Install Windows PowerShell for single sign-on with AD FS
Published: June 8, 2012
Updated: January 27, 2014
|This topic might not be completely applicable to users of Windows Azure in China. For more information about Windows Azure service in China, see windowsazure.cn.|
After you have deployed Active Directory Federation Services, the next step to set up single sign-on is to download and install the Windows Azure Active Directory Module for Windows PowerShell. Once installed, you will use these cmdlets to configure your Windows Azure AD domains as federated domains.
For more information about deploying AD FS for SSO, see Checklist: Use AD FS to implement and manage single sign-on.
The Windows Azure Active Directory Module for Windows PowerShell is a download for managing your organizations data in Windows Azure AD. This module installs a set of cmdlets to Windows PowerShell; you run those cmdlets to set up single sign-on access to Windows Azure AD and in turn to all of the cloud services you are subscribed to.
For instructions about how to download and install the cmdlets, see Windows Azure AD PowerShell
Before you set up single sign-on in your full production environment, you can also run a single sign-on pilot. See the section below for more details.

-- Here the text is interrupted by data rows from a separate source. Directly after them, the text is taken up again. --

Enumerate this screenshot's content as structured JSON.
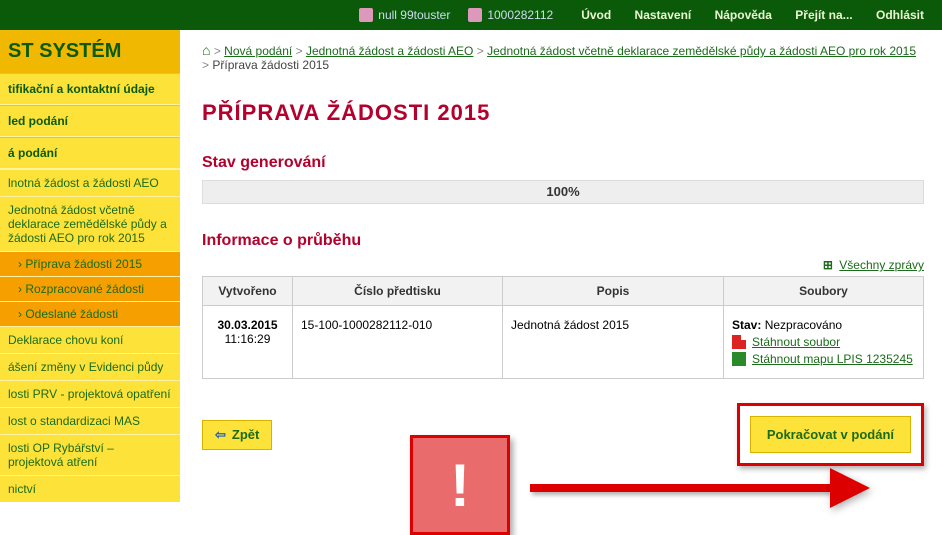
{
  "topbar": {
    "user1": "null 99touster",
    "user2": "1000282112",
    "nav": [
      "Úvod",
      "Nastavení",
      "Nápověda",
      "Přejít na...",
      "Odhlásit"
    ]
  },
  "sidebar": {
    "title": "ST SYSTÉM",
    "head1": "tifikační a kontaktní údaje",
    "head2": "led podání",
    "head3": "á podání",
    "items": [
      {
        "label": "lnotná žádost a žádosti AEO",
        "kind": "item"
      },
      {
        "label": "Jednotná žádost včetně deklarace zemědělské půdy a žádosti AEO pro rok 2015",
        "kind": "item"
      },
      {
        "label": "Příprava žádosti 2015",
        "kind": "subitem_orange",
        "prefix": "›"
      },
      {
        "label": "Rozpracované žádosti",
        "kind": "subitem_orange",
        "prefix": "›"
      },
      {
        "label": "Odeslané žádosti",
        "kind": "subitem_orange",
        "prefix": "›"
      },
      {
        "label": "Deklarace chovu koní",
        "kind": "item"
      },
      {
        "label": "ášení změny v Evidenci půdy",
        "kind": "item"
      },
      {
        "label": "losti PRV - projektová opatření",
        "kind": "item"
      },
      {
        "label": "lost o standardizaci MAS",
        "kind": "item"
      },
      {
        "label": "losti OP Rybářství – projektová atření",
        "kind": "item"
      },
      {
        "label": "nictví",
        "kind": "item"
      }
    ]
  },
  "breadcrumb": {
    "items": [
      {
        "text": "Nová podání",
        "link": true
      },
      {
        "text": "Jednotná žádost a žádosti AEO",
        "link": true
      },
      {
        "text": "Jednotná žádost včetně deklarace zemědělské půdy a žádosti AEO pro rok 2015",
        "link": true
      },
      {
        "text": "Příprava žádosti 2015",
        "link": false
      }
    ],
    "sep": ">"
  },
  "page": {
    "title": "PŘÍPRAVA ŽÁDOSTI 2015",
    "section1": "Stav generování",
    "progress_label": "100%",
    "progress_value": 100,
    "section2": "Informace o průběhu",
    "all_messages": "Všechny zprávy"
  },
  "table": {
    "headers": [
      "Vytvořeno",
      "Číslo předtisku",
      "Popis",
      "Soubory"
    ],
    "row": {
      "date": "30.03.2015",
      "time": "11:16:29",
      "number": "15-100-1000282112-010",
      "desc": "Jednotná žádost 2015",
      "files": {
        "status_label": "Stav:",
        "status_value": "Nezpracováno",
        "pdf": "Stáhnout soubor",
        "xls": "Stáhnout mapu LPIS 1235245"
      }
    }
  },
  "buttons": {
    "back": "Zpět",
    "continue": "Pokračovat v podání"
  }
}
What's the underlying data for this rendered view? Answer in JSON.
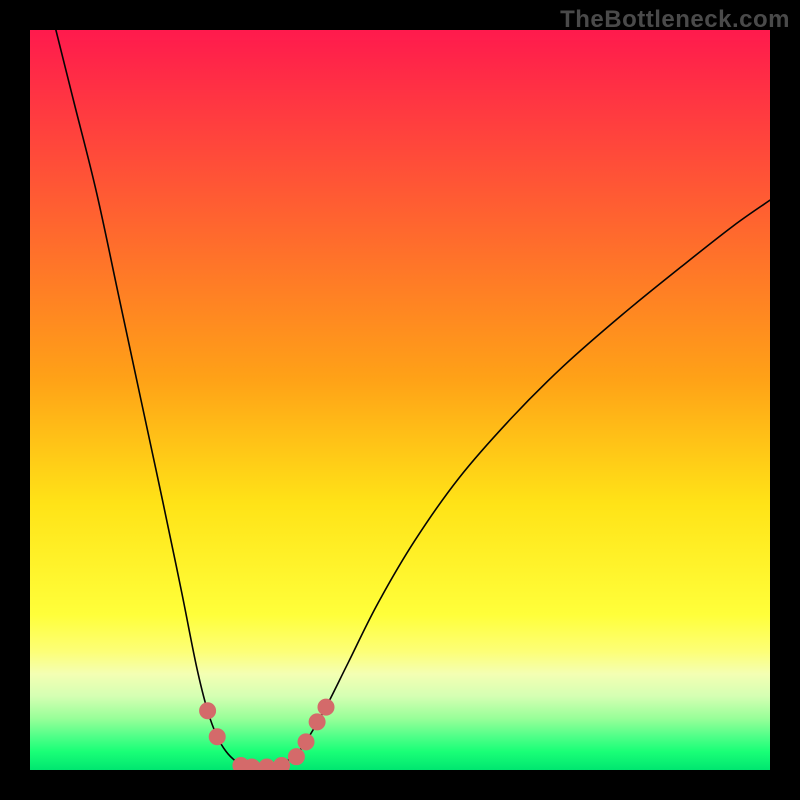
{
  "watermark": "TheBottleneck.com",
  "colors": {
    "frame_bg": "#000000",
    "watermark": "#4a4a4a",
    "curve": "#050505",
    "curve_stroke_w": 1.6,
    "marker_fill": "#d46a6a",
    "marker_stroke": "#d46a6a",
    "gradient_stops": [
      {
        "offset": 0.0,
        "color": "#ff1a4d"
      },
      {
        "offset": 0.47,
        "color": "#ffa117"
      },
      {
        "offset": 0.64,
        "color": "#ffe317"
      },
      {
        "offset": 0.79,
        "color": "#ffff3a"
      },
      {
        "offset": 0.84,
        "color": "#fdff77"
      },
      {
        "offset": 0.87,
        "color": "#f4ffb3"
      },
      {
        "offset": 0.9,
        "color": "#d5ffb3"
      },
      {
        "offset": 0.93,
        "color": "#99ff99"
      },
      {
        "offset": 0.955,
        "color": "#4fff88"
      },
      {
        "offset": 0.975,
        "color": "#1aff77"
      },
      {
        "offset": 1.0,
        "color": "#00e670"
      }
    ]
  },
  "chart_data": {
    "type": "line",
    "title": "",
    "xlabel": "",
    "ylabel": "",
    "xlim": [
      0,
      1
    ],
    "ylim": [
      0,
      1
    ],
    "curve": [
      {
        "x": 0.035,
        "y": 1.0
      },
      {
        "x": 0.06,
        "y": 0.9
      },
      {
        "x": 0.09,
        "y": 0.78
      },
      {
        "x": 0.12,
        "y": 0.64
      },
      {
        "x": 0.15,
        "y": 0.5
      },
      {
        "x": 0.18,
        "y": 0.36
      },
      {
        "x": 0.205,
        "y": 0.24
      },
      {
        "x": 0.225,
        "y": 0.14
      },
      {
        "x": 0.24,
        "y": 0.08
      },
      {
        "x": 0.253,
        "y": 0.045
      },
      {
        "x": 0.265,
        "y": 0.025
      },
      {
        "x": 0.278,
        "y": 0.012
      },
      {
        "x": 0.29,
        "y": 0.006
      },
      {
        "x": 0.305,
        "y": 0.004
      },
      {
        "x": 0.32,
        "y": 0.004
      },
      {
        "x": 0.335,
        "y": 0.007
      },
      {
        "x": 0.35,
        "y": 0.014
      },
      {
        "x": 0.365,
        "y": 0.027
      },
      {
        "x": 0.38,
        "y": 0.05
      },
      {
        "x": 0.4,
        "y": 0.085
      },
      {
        "x": 0.43,
        "y": 0.145
      },
      {
        "x": 0.47,
        "y": 0.225
      },
      {
        "x": 0.52,
        "y": 0.31
      },
      {
        "x": 0.58,
        "y": 0.395
      },
      {
        "x": 0.65,
        "y": 0.475
      },
      {
        "x": 0.72,
        "y": 0.545
      },
      {
        "x": 0.8,
        "y": 0.615
      },
      {
        "x": 0.88,
        "y": 0.68
      },
      {
        "x": 0.95,
        "y": 0.735
      },
      {
        "x": 1.0,
        "y": 0.77
      }
    ],
    "markers": [
      {
        "x": 0.24,
        "y": 0.08
      },
      {
        "x": 0.253,
        "y": 0.045
      },
      {
        "x": 0.285,
        "y": 0.006
      },
      {
        "x": 0.3,
        "y": 0.004
      },
      {
        "x": 0.32,
        "y": 0.004
      },
      {
        "x": 0.34,
        "y": 0.006
      },
      {
        "x": 0.36,
        "y": 0.018
      },
      {
        "x": 0.373,
        "y": 0.038
      },
      {
        "x": 0.388,
        "y": 0.065
      },
      {
        "x": 0.4,
        "y": 0.085
      }
    ],
    "marker_radius_px": 8
  }
}
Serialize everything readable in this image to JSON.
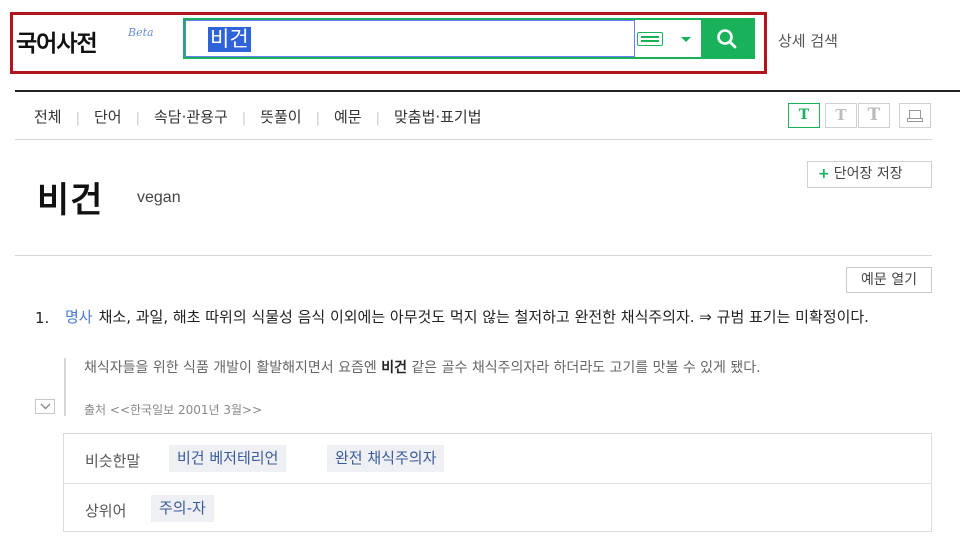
{
  "header": {
    "logo": "국어사전",
    "beta": "Beta",
    "search_value": "비건",
    "detail_search": "상세 검색"
  },
  "tabs": [
    {
      "label": "전체"
    },
    {
      "label": "단어"
    },
    {
      "label": "속담·관용구"
    },
    {
      "label": "뜻풀이"
    },
    {
      "label": "예문"
    },
    {
      "label": "맞춤법·표기법"
    }
  ],
  "font_size_buttons": [
    {
      "label": "T",
      "active": true
    },
    {
      "label": "T",
      "active": false
    },
    {
      "label": "T",
      "active": false
    }
  ],
  "entry": {
    "save_label": "단어장 저장",
    "save_plus": "+",
    "headword": "비건",
    "original": "vegan",
    "example_toggle": "예문 열기",
    "definitions": [
      {
        "number": "1.",
        "pos": "명사",
        "text": "채소, 과일, 해초 따위의 식물성 음식 이외에는 아무것도 먹지 않는 철저하고 완전한 채식주의자. ⇒ 규범 표기는 미확정이다.",
        "example": {
          "before": "채식자들을 위한 식품 개발이 활발해지면서 요즘엔 ",
          "highlight": "비건",
          "after": " 같은 골수 채식주의자라 하더라도 고기를 맛볼 수 있게 됐다.",
          "source": "출처 <<한국일보 2001년 3월>>"
        }
      }
    ]
  },
  "relations": [
    {
      "label": "비슷한말",
      "words": [
        "비건 베저테리언",
        "완전 채식주의자"
      ]
    },
    {
      "label": "상위어",
      "words": [
        "주의-자"
      ]
    }
  ],
  "colors": {
    "accent": "#19b15a",
    "highlight_outline": "#b3141c",
    "pos_blue": "#4a7bd0"
  }
}
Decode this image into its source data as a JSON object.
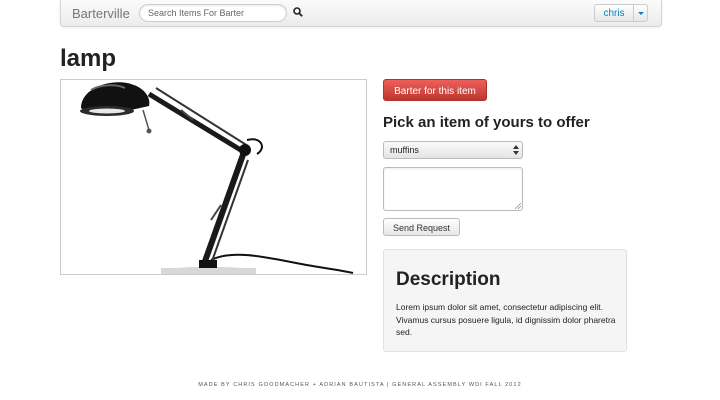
{
  "navbar": {
    "brand": "Barterville",
    "search_placeholder": "Search Items For Barter",
    "user_name": "chris"
  },
  "item": {
    "title": "lamp",
    "image_icon": "desk-lamp-image"
  },
  "barter": {
    "button_label": "Barter for this item",
    "offer_heading": "Pick an item of yours to offer",
    "selected_item": "muffins",
    "message_value": "",
    "send_label": "Send Request"
  },
  "description": {
    "heading": "Description",
    "text": "Lorem ipsum dolor sit amet, consectetur adipiscing elit. Vivamus cursus posuere ligula, id dignissim dolor pharetra sed."
  },
  "footer": {
    "credit": "MADE BY CHRIS GOODMACHER + ADRIAN BAUTISTA | GENERAL ASSEMBLY WDI FALL 2012"
  },
  "colors": {
    "danger": "#da4f49",
    "link": "#0088cc",
    "panel": "#f5f5f5"
  }
}
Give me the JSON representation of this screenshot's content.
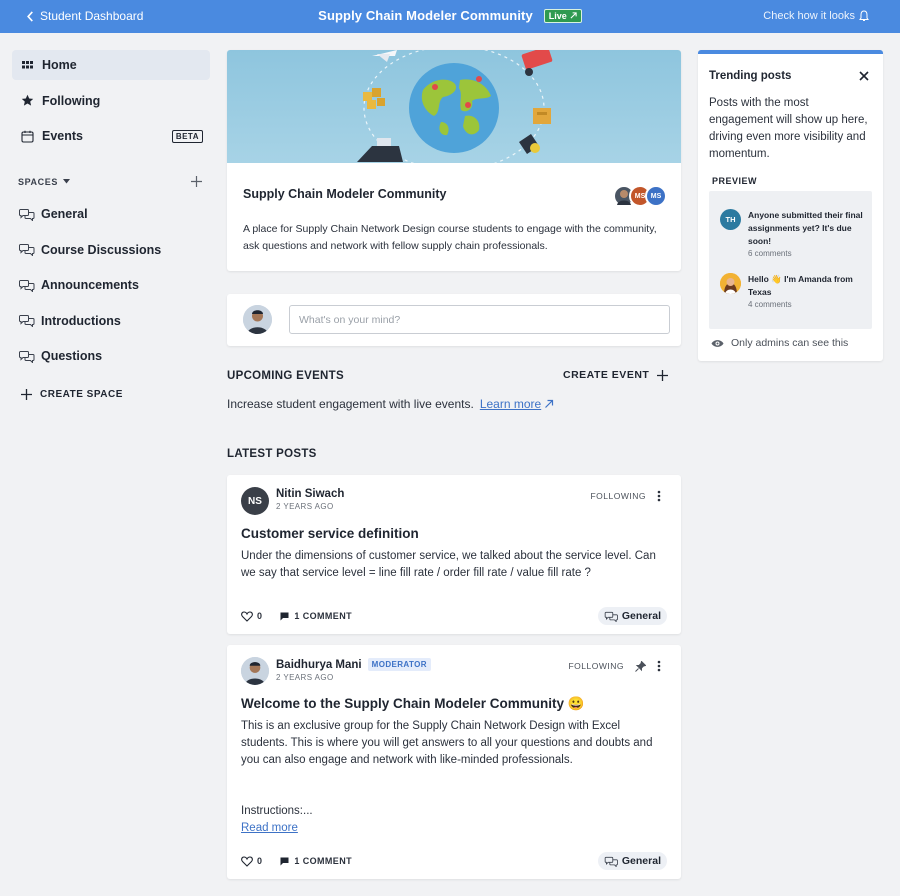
{
  "topbar": {
    "back_label": "Student Dashboard",
    "title": "Supply Chain Modeler Community",
    "live_label": "Live",
    "right_label": "Check how it looks"
  },
  "sidebar": {
    "items": [
      {
        "label": "Home",
        "icon": "grid-icon"
      },
      {
        "label": "Following",
        "icon": "star-icon"
      },
      {
        "label": "Events",
        "icon": "calendar-icon",
        "badge": "BETA"
      }
    ],
    "spaces_label": "SPACES",
    "spaces": [
      {
        "label": "General"
      },
      {
        "label": "Course Discussions"
      },
      {
        "label": "Announcements"
      },
      {
        "label": "Introductions"
      },
      {
        "label": "Questions"
      }
    ],
    "create_space_label": "CREATE SPACE"
  },
  "community": {
    "name": "Supply Chain Modeler Community",
    "description": "A place for Supply Chain Network Design course students to engage with the community, ask questions and network with fellow supply chain professionals.",
    "member_initials": [
      "MS",
      "MS"
    ]
  },
  "composer": {
    "placeholder": "What's on your mind?"
  },
  "events": {
    "title": "UPCOMING EVENTS",
    "create_label": "CREATE EVENT",
    "text": "Increase student engagement with live events.",
    "learn_more": "Learn more"
  },
  "latest": {
    "title": "LATEST POSTS",
    "posts": [
      {
        "initials": "NS",
        "author": "Nitin Siwach",
        "time": "2 YEARS AGO",
        "following": "FOLLOWING",
        "title": "Customer service definition",
        "body": "Under the dimensions of customer service, we talked about the service level. Can we say that service level = line fill rate / order fill rate / value fill rate ?",
        "likes": "0",
        "comments": "1 COMMENT",
        "space": "General"
      },
      {
        "author": "Baidhurya Mani",
        "badge": "MODERATOR",
        "time": "2 YEARS AGO",
        "following": "FOLLOWING",
        "title": "Welcome to the Supply Chain Modeler Community 😀",
        "body": "This is an exclusive group for the Supply Chain Network Design with Excel students. This is where you will get answers to all your questions and doubts and you can also engage and network with like-minded professionals.",
        "instructions": "Instructions:...",
        "read_more": "Read more",
        "likes": "0",
        "comments": "1 COMMENT",
        "space": "General"
      }
    ]
  },
  "trending": {
    "title": "Trending posts",
    "description": "Posts with the most engagement will show up here, driving even more visibility and momentum.",
    "preview_label": "PREVIEW",
    "posts": [
      {
        "initials": "TH",
        "title": "Anyone submitted their final assignments yet? It's due soon!",
        "count": "6 comments"
      },
      {
        "title": "Hello 👋 I'm Amanda from Texas",
        "count": "4 comments"
      }
    ],
    "admins_note": "Only admins can see this"
  },
  "colors": {
    "accent": "#4a8ae0",
    "live_green": "#2f9a51",
    "link": "#3d72c6"
  }
}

Before adding or converting a domain as a single sign-on domain, you may want to run a pilot. Performing a staged rollout of single sign-on is not currently possible; all users become federated at the same time. However, you can pilot single sign-on with a set of production users from your production Active Directory forest.
Pilot users should thoroughly test various sign-in scenarios to ensure that single sign-on (and the AD FS deployment) is correctly configured and ready to be rolled out across the entire organization. To test this, have users access the cloud service from browsers as well as rich client applications (such as Microsoft Office 2010) in the following environments:
From a domain-joined computer
From a non-domain-joined computer inside the corporate network
From a roaming domain-joined computer outside the corporate network
From the different operating systems that you use in your company
From a home computer
From an Internet kiosk (browser only)
From a smart phone (for example, a smart phone that uses Microsoft Exchange ActiveSync)
For more information, see How to pilot single sign-on in a production user forest.
Now that you have installed Windows PowerShell for single sign-on with AD FS, the next step is to Set up a trust between AD FS and Windows Azure AD.